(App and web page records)

= Beginning of Section =

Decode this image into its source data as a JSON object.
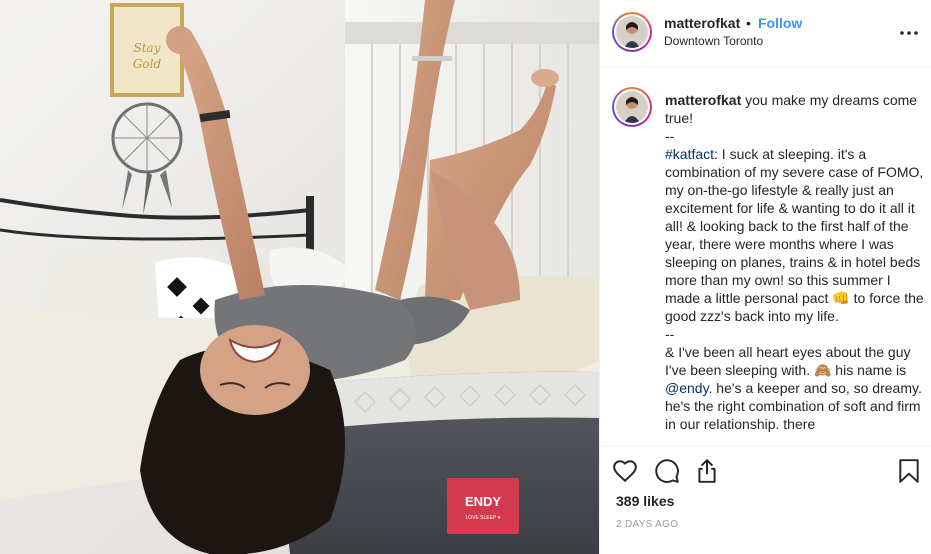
{
  "post": {
    "username": "matterofkat",
    "separator": "•",
    "follow_label": "Follow",
    "location": "Downtown Toronto",
    "more_label": "•••",
    "photo": {
      "label_brand": "ENDY",
      "label_tag": "LOVE SLEEP ♥",
      "frame_text": "Stay Gold"
    }
  },
  "caption": {
    "username": "matterofkat",
    "line1": "you make my dreams come true!",
    "sep1": "--",
    "hashtag": "#katfact",
    "p1": ": I suck at sleeping. it's a combination of my severe case of FOMO, my on-the-go lifestyle & really just an excitement for life & wanting to do it all it all! & looking back to the first half of the year, there were months where I was sleeping on planes, trains & in hotel beds more than my own! so this summer I made a little personal pact 👊 to force the good zzz's back into my life.",
    "sep2": "--",
    "p2a": "& I've been all heart eyes about the guy I've been sleeping with. 🙈 his name is ",
    "mention": "@endy",
    "p2b": ". he's a keeper and so, so dreamy. he's the right combination of soft and firm in our relationship. there"
  },
  "footer": {
    "likes": "389 likes",
    "timestamp": "2 DAYS AGO"
  },
  "colors": {
    "link": "#3897f0",
    "hashtag": "#003569",
    "text": "#262626",
    "muted": "#999999",
    "divider": "#efefef"
  },
  "icons": [
    "heart-icon",
    "comment-icon",
    "share-icon",
    "bookmark-icon",
    "more-icon"
  ]
}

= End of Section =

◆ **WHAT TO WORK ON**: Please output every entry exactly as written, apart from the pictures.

◆ **EXERCISE OUTPUT**:
Decode this image into its source data as a JSON object.
{
  "post": {
    "username": "matterofkat",
    "separator": "•",
    "follow_label": "Follow",
    "location": "Downtown Toronto",
    "more_label": "•••",
    "photo": {
      "label_brand": "ENDY",
      "label_tag": "LOVE SLEEP ♥",
      "frame_text": "Stay Gold"
    }
  },
  "caption": {
    "username": "matterofkat",
    "line1": "you make my dreams come true!",
    "sep1": "--",
    "hashtag": "#katfact",
    "p1": ": I suck at sleeping. it's a combination of my severe case of FOMO, my on-the-go lifestyle & really just an excitement for life & wanting to do it all it all! & looking back to the first half of the year, there were months where I was sleeping on planes, trains & in hotel beds more than my own! so this summer I made a little personal pact 👊 to force the good zzz's back into my life.",
    "sep2": "--",
    "p2a": "& I've been all heart eyes about the guy I've been sleeping with. 🙈 his name is ",
    "mention": "@endy",
    "p2b": ". he's a keeper and so, so dreamy. he's the right combination of soft and firm in our relationship. there"
  },
  "footer": {
    "likes": "389 likes",
    "timestamp": "2 DAYS AGO"
  },
  "colors": {
    "link": "#3897f0",
    "hashtag": "#003569",
    "text": "#262626",
    "muted": "#999999",
    "divider": "#efefef"
  },
  "icons": [
    "heart-icon",
    "comment-icon",
    "share-icon",
    "bookmark-icon",
    "more-icon"
  ]
}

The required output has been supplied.